      Or you can just switch to 32-bit world and forget this 8-bit nonsense.

    • Global interrupt disable plays havoc with Servo, SoftwareSerial and other interrupt latency sensitive libraries. This SPI transaction layer only masks the specific external interrupts registered as using SPI, so it doesn’t introduce terrible latency for all other interrupts.

      Hack-a-Day’s summary even mentions this feature: “your other interrupts will still happen on time. No servo jitter!”

      If an unknown interrupt is registered, SPI.beginTransaction() falls back to global interrupt disable, pretty much as you’ve proposed. But the SPI-based libraries using interrupts (CC3000, RFM69, RadioHead, nRF8000) all use attachInterrupt.

    • russdill says:

      You should really only use global interrupt enable/disable for operations that take only a few cycles, such as locking operations. In the case you mentioned, you’d have a lock for the SPI bus and yield if it was taken.

      The problem with randomly performing SPI accesses with both interrupt handlers and without interrupt handlers is that there usually isn’t a good way to yield in an interrupt context. One solution might be to disable whatever interrupts cause this to happen in your locking step, but there are many reasons that you might initiate a SPI access from interrupt context and it might not make sense to block all of them.

      A queued transaction system gives you the best of both worlds. You can asynchronously queue accesses with the driver and receive async notification when complete. If you are working with a good threading model, you can yield until you receive the async notification to make it into a blocking request.

  6. kennedybushnell says:

    I’ve got the agree with the others. Solving this problem is a matter of restructuring/redesigning your code not using another library to hack around it.

    If it is really about keeping Arduino script kiddies from shooting themselves in the foot then that is another thing… I’m not against Arduino or simple libraries for new programmers etc.

    Who is the target audience with this library? I sure hope this isn’t slated to become the replacement SPI library for Arduino as a whole.

    • Shawn Swift says:

      What would you suggest as an alternative structure? To not use interrupts? To only do SPI communications in the main loop? If I am updating a DAC in an interrupt 44K time a second, but I also want to read data from the SD card in my main loop, I’ve got a choice of keeping a global “busy” variable for the SPI bus, or disabling interrupts while I access the card.

      • russdill says:

        Other operating systems handle this by having the SPI driver manage the request queue. Wait queue primitives or callbacks are used to inform the initiator that the transaction is complete.

    • These new SPI functions don’t somehow “hack around” an existing problem. They are in fact the means to update all the existing SPI-based Arduino libraries to properly manage SPI bus access.

      In essence, this work really is about restructuring/redesigning all of Arduino’s SPI-based libraries, just as you and others have said needs to be done.
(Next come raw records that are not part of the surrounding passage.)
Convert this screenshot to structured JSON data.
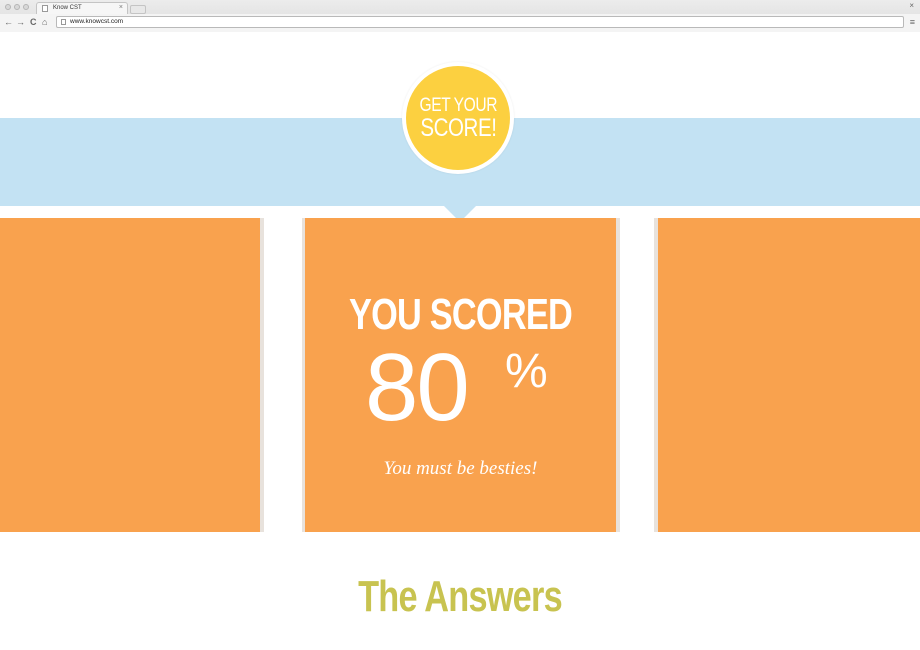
{
  "browser": {
    "tab_title": "Know CST",
    "tab_close": "×",
    "window_close": "×",
    "url": "www.knowcst.com",
    "back_icon": "←",
    "forward_icon": "→",
    "reload_icon": "C",
    "home_icon": "⌂",
    "menu_icon": "≡"
  },
  "badge": {
    "line1": "GET YOUR",
    "line2": "SCORE!"
  },
  "score": {
    "title": "YOU SCORED",
    "value": "80",
    "percent_sign": "%",
    "message": "You must be besties!"
  },
  "answers": {
    "heading": "The Answers"
  },
  "colors": {
    "band": "#c3e2f3",
    "badge": "#fcd040",
    "card": "#f9a24e",
    "heading": "#c8c350"
  }
}
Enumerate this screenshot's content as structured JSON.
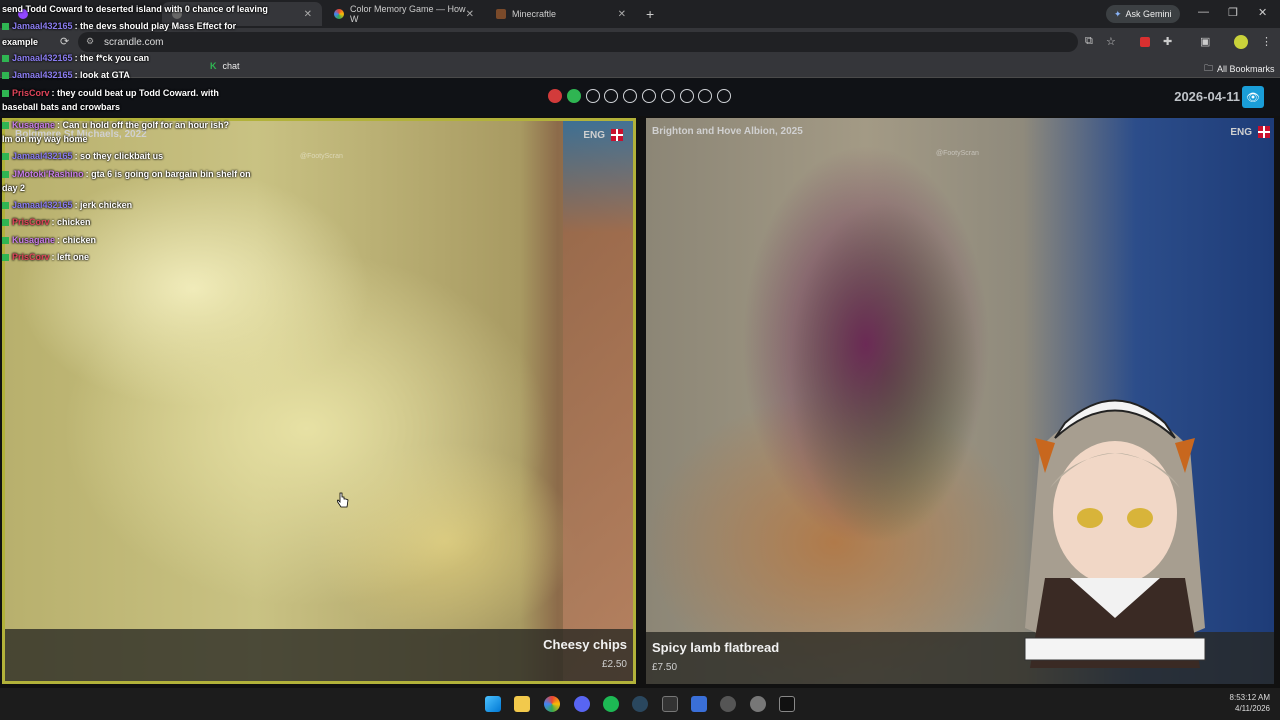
{
  "browser": {
    "tabs": [
      {
        "label": "",
        "active": false
      },
      {
        "label": "",
        "active": true
      },
      {
        "label": "Color Memory Game — How W",
        "active": false
      },
      {
        "label": "Minecraftle",
        "active": false
      }
    ],
    "new_tab": "+",
    "gemini_button": "Ask Gemini",
    "url": "scrandle.com",
    "bookmark_chat": "chat",
    "all_bookmarks": "All Bookmarks"
  },
  "game": {
    "date": "2026-04-11",
    "progress_dots": [
      "red",
      "green",
      "empty",
      "empty",
      "empty",
      "empty",
      "empty",
      "empty",
      "empty",
      "empty"
    ]
  },
  "cards": [
    {
      "location": "Boldmere St Michaels, 2022",
      "lang": "ENG",
      "watermark": "@FootyScran",
      "dish": "Cheesy chips",
      "price": "£2.50"
    },
    {
      "location": "Brighton and Hove Albion, 2025",
      "lang": "ENG",
      "watermark": "@FootyScran",
      "dish": "Spicy lamb flatbread",
      "price": "£7.50"
    }
  ],
  "chat": [
    {
      "user": "",
      "text": "send Todd Coward to deserted island with 0 chance of leaving",
      "color": "#ffffff"
    },
    {
      "user": "Jamaal432165",
      "text": ": the devs should play Mass Effect for",
      "color": "#8a7cf0"
    },
    {
      "user": "",
      "text": "example",
      "color": "#ffffff"
    },
    {
      "user": "Jamaal432165",
      "text": ": the f*ck you can",
      "color": "#8a7cf0"
    },
    {
      "user": "Jamaal432165",
      "text": ": look at GTA",
      "color": "#8a7cf0"
    },
    {
      "user": "PrisCorv",
      "text": ": they could beat up Todd Coward. with",
      "color": "#e0455b"
    },
    {
      "user": "",
      "text": "baseball bats and crowbars",
      "color": "#ffffff"
    },
    {
      "user": "Kusagane",
      "text": ": Can u hold off the golf for an hour ish?",
      "color": "#c77ce8"
    },
    {
      "user": "",
      "text": "Im on my way home",
      "color": "#ffffff"
    },
    {
      "user": "Jamaal432165",
      "text": ": so they clickbait us",
      "color": "#8a7cf0"
    },
    {
      "user": "JMotoki'Rashino",
      "text": ": gta 6 is going on bargain bin shelf on",
      "color": "#c77ce8"
    },
    {
      "user": "",
      "text": "day 2",
      "color": "#ffffff"
    },
    {
      "user": "Jamaal432165",
      "text": ": jerk chicken",
      "color": "#8a7cf0"
    },
    {
      "user": "PrisCorv",
      "text": ": chicken",
      "color": "#e0455b"
    },
    {
      "user": "Kusagane",
      "text": ": chicken",
      "color": "#c77ce8"
    },
    {
      "user": "PrisCorv",
      "text": ": left one",
      "color": "#e0455b"
    }
  ],
  "taskbar": {
    "time": "8:53:12 AM",
    "date": "4/11/2026"
  }
}
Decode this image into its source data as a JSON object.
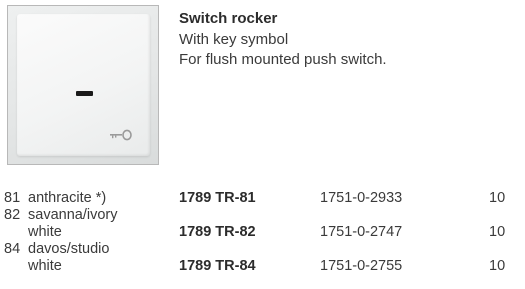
{
  "product": {
    "title": "Switch rocker",
    "description": [
      "With key symbol",
      "For flush mounted push switch."
    ],
    "image": {
      "subject": "white square switch rocker with dark indicator window and key symbol",
      "icon": "key-icon"
    }
  },
  "table": {
    "rows": [
      {
        "code": "81",
        "name_lines": [
          "anthracite *)"
        ],
        "type": "1789 TR-81",
        "order_no": "1751-0-2933",
        "qty": "10"
      },
      {
        "code": "82",
        "name_lines": [
          "savanna/ivory",
          "white"
        ],
        "type": "1789 TR-82",
        "order_no": "1751-0-2747",
        "qty": "10"
      },
      {
        "code": "84",
        "name_lines": [
          "davos/studio",
          "white"
        ],
        "type": "1789 TR-84",
        "order_no": "1751-0-2755",
        "qty": "10"
      }
    ]
  },
  "colors": {
    "text": "#3a3a3a",
    "heading": "#2c2c2c",
    "frame_border": "#b8b8b8",
    "indicator": "#1a1a1a"
  }
}
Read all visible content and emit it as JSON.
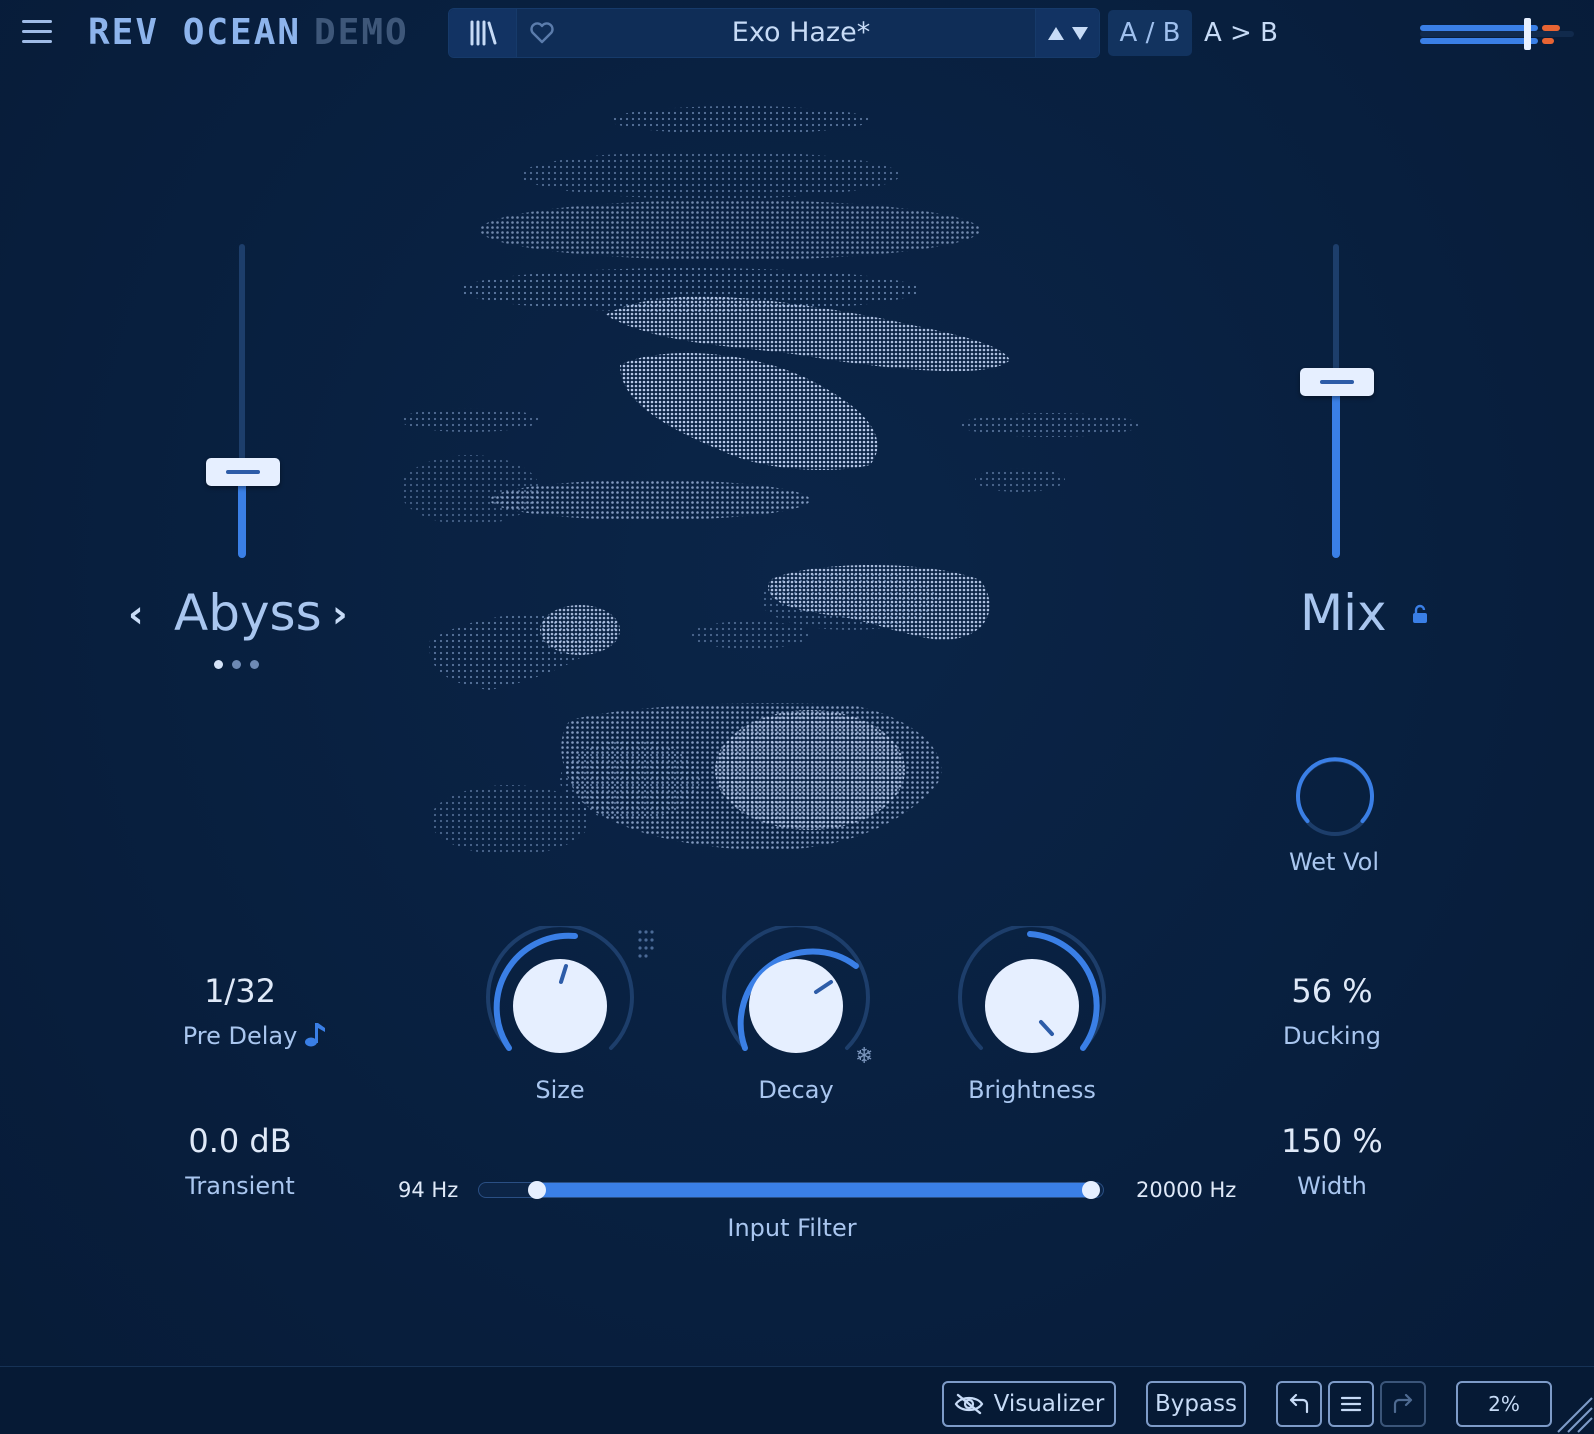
{
  "header": {
    "brand": "REV OCEAN",
    "brand_suffix": "DEMO",
    "preset_name": "Exo Haze*",
    "ab_label": "A / B",
    "ab_copy_label": "A > B"
  },
  "left_panel": {
    "algorithm": "Abyss",
    "algorithm_page_count": 3,
    "algorithm_page_active": 1,
    "pre_delay_value": "1/32",
    "pre_delay_label": "Pre Delay",
    "transient_value": "0.0 dB",
    "transient_label": "Transient"
  },
  "right_panel": {
    "mix_label": "Mix",
    "wet_vol_label": "Wet Vol",
    "ducking_value": "56 %",
    "ducking_label": "Ducking",
    "width_value": "150 %",
    "width_label": "Width"
  },
  "knobs": {
    "size_label": "Size",
    "decay_label": "Decay",
    "brightness_label": "Brightness"
  },
  "input_filter": {
    "label": "Input Filter",
    "low_value": "94 Hz",
    "high_value": "20000 Hz"
  },
  "footer": {
    "visualizer_label": "Visualizer",
    "bypass_label": "Bypass",
    "zoom_value": "2%"
  },
  "icons": {
    "menu": "hamburger-icon",
    "library": "library-icon",
    "favorite": "heart-icon",
    "tempo_sync": "note-icon",
    "freeze": "snowflake-icon",
    "lock": "lock-icon",
    "visualizer": "eye-off-icon",
    "undo": "undo-icon",
    "history": "list-icon",
    "redo": "redo-icon",
    "resize": "resize-grip-icon"
  },
  "colors": {
    "background": "#081f3e",
    "accent": "#3a7fe6",
    "text": "#a9c6ef",
    "meter_peak": "#e86433"
  }
}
  7. Scott216 says:

    I have a project that uses the Ethernet library and another library that communicates with a RFM69 radio transceiver. Both use SPI and my program would lock up after a few minutes. I think the radio would do something while the their was an Ethernet connection and the program would lock up. I fixed it by using cli() and sei() in w5100.h as described here:
    I wasn’t keen about changing the w5100.h file, but it seems to work fine and I haven’t seen any problems with other sketches. I wonder if this library would be a better solution.

  8. Drone says:

    Use a Propeller (multi-core) instead.

Leave a Reply

Fill in your details below or click an icon to log in: Logo

You are commenting using your account. Log Out / Change )

Twitter picture

You are commenting using your Twitter account. Log Out / Change )

Facebook photo

You are commenting using your Facebook account. Log Out / Change )

Google+ photo

You are commenting using your Google+ account. Log Out / Change )

Connecting to %s


Get every new post delivered to your Inbox.

Join 94,052 other followers